#### TASK
Show each line of the listing in which the word "form" occurs.

#### INPUT FOR THIS TASK

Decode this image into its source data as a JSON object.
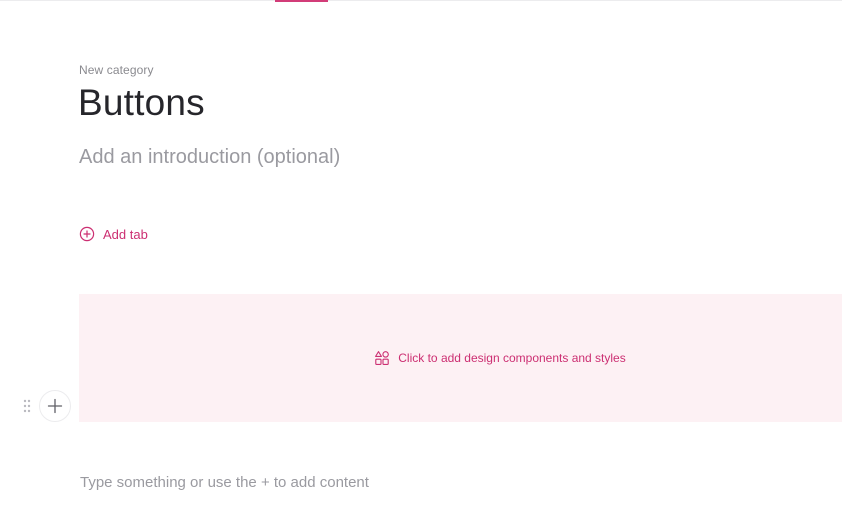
{
  "category": {
    "label": "New category"
  },
  "page": {
    "title": "Buttons",
    "intro_placeholder": "Add an introduction (optional)"
  },
  "tabs": {
    "add_label": "Add tab",
    "add_icon": "plus-circle-icon"
  },
  "components_block": {
    "cta_label": "Click to add design components and styles",
    "cta_icon": "components-icon"
  },
  "editor": {
    "add_block_icon": "plus-icon",
    "drag_icon": "drag-handle-icon",
    "content_placeholder": "Type something or use the + to add content"
  },
  "colors": {
    "accent": "#cc2f72",
    "block_background": "#fdf1f4",
    "title_text": "#26262b",
    "muted_text": "#9a9aa0"
  }
}
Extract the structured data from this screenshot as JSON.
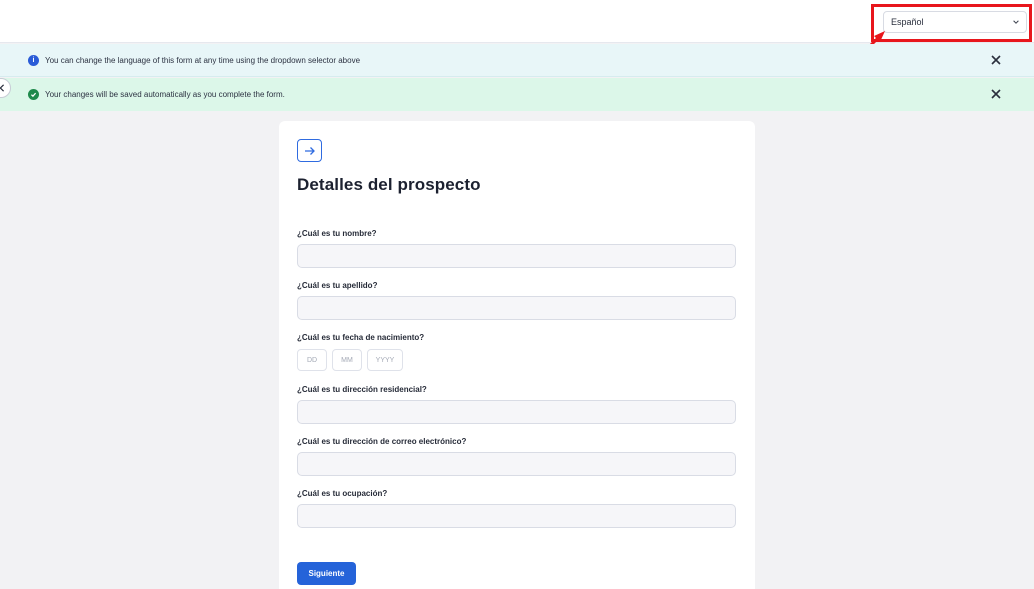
{
  "topbar": {
    "language_select": {
      "value": "Español",
      "icon": "chevron-down-icon"
    }
  },
  "banners": {
    "info": {
      "text": "You can change the language of this form at any time using the dropdown selector above",
      "icon": "info-icon"
    },
    "success": {
      "text": "Your changes will be saved automatically as you complete the form.",
      "icon": "check-circle-icon"
    }
  },
  "form": {
    "icon": "arrow-right-icon",
    "title": "Detalles del prospecto",
    "questions": [
      {
        "label": "¿Cuál es tu nombre?",
        "value": ""
      },
      {
        "label": "¿Cuál es tu apellido?",
        "value": ""
      },
      {
        "label": "¿Cuál es tu fecha de nacimiento?",
        "value": ""
      },
      {
        "label": "¿Cuál es tu dirección residencial?",
        "value": ""
      },
      {
        "label": "¿Cuál es tu dirección de correo electrónico?",
        "value": ""
      },
      {
        "label": "¿Cuál es tu ocupación?",
        "value": ""
      }
    ],
    "date_placeholders": {
      "day": "DD",
      "month": "MM",
      "year": "YYYY"
    },
    "next_label": "Siguiente"
  },
  "colors": {
    "accent": "#2563d9",
    "highlight": "#e8161c",
    "info_bg": "#e8f6f8",
    "success_bg": "#dcf7e9"
  }
}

#### YOUR RESPONSE
      "text": "You can change the language of this form at any time using the dropdown selector above",
      "text": "Your changes will be saved automatically as you complete the form.",
  "form": {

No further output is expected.